The jailed man said diabetes could affect decision-making.
The jailed man said diabetes could affect decision-making. Sgt. Jessica DuVernay

Phantom evidence cited as jailed child molester seeks pardon

A CHILD molester seeking a Governor's pardon says diabetes muddied his thinking and he never meant to plead guilty.

The 50-year-old was convicted at Toowoomba in 2015 of crimes including indecent treatment of a child and rape.

On Monday, a court heard he had been refused parole, maintained his innocence, but had taken a sex offender's course in prison.

At Queensland Court of Appeal, the man claimed defence lawyers who were "hammering" him influenced his guilty plea.

"Things were very stressful...I was just in total disarray," the man told Queensland Court of Appeal.

He said lawyers warned if he did not plead guilty he would go "to the big house for a long time".

He was jailed for six years.

But his former barrister said claims of being ambushed were "rubbish".

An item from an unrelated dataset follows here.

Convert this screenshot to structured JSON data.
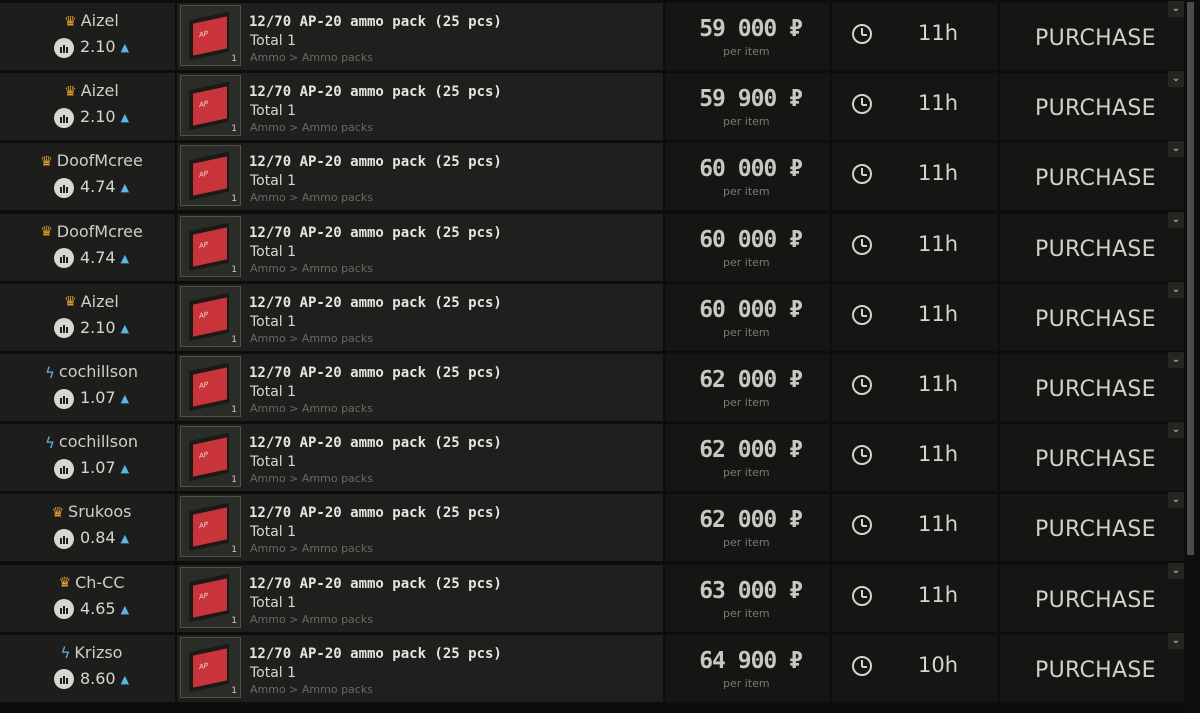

He said he told his client repeatedly: "Don't plead guilty just for the sake of getting a lesser sentence."

The jailed man also said an alleged victim giving evidence from a remote room said nothing sexual happened.

Appeal Court president Justice Walter Sofronoff said the man was suggesting this evidence "somehow wasn't recorded" in court transcripts.

The jailed man also said he had poor eyesight and no access to his reading glasses after his arrest.

He said a lawyer handed him crucial paperwork right as the judge was entering court.

"It was very rushed. I had no time to think."

Crown counsel Michael R Byrne accused the 50-year-old of being "loose with the truth".

Mr Byrne said the jailed man once claimed his diabetes was "out of control" but gave inconsistent accounts of how he was medicated.

"I was too embarrassed to admit to the police officers that I was still insulin dependent," the convicted man replied.

Mr Byrne suggested the rapist was "trying to beef up" the impact of diabetes on his behaviour.

The jailed man denied that.

Mr Byrne suggested the man learned not doing a sex offender's course would jeopardise parole chances.

The rapist rejected that, adding: "I always had plans to fight it all the way."

The hearing continued on Monday afternoon.

- NewsRegional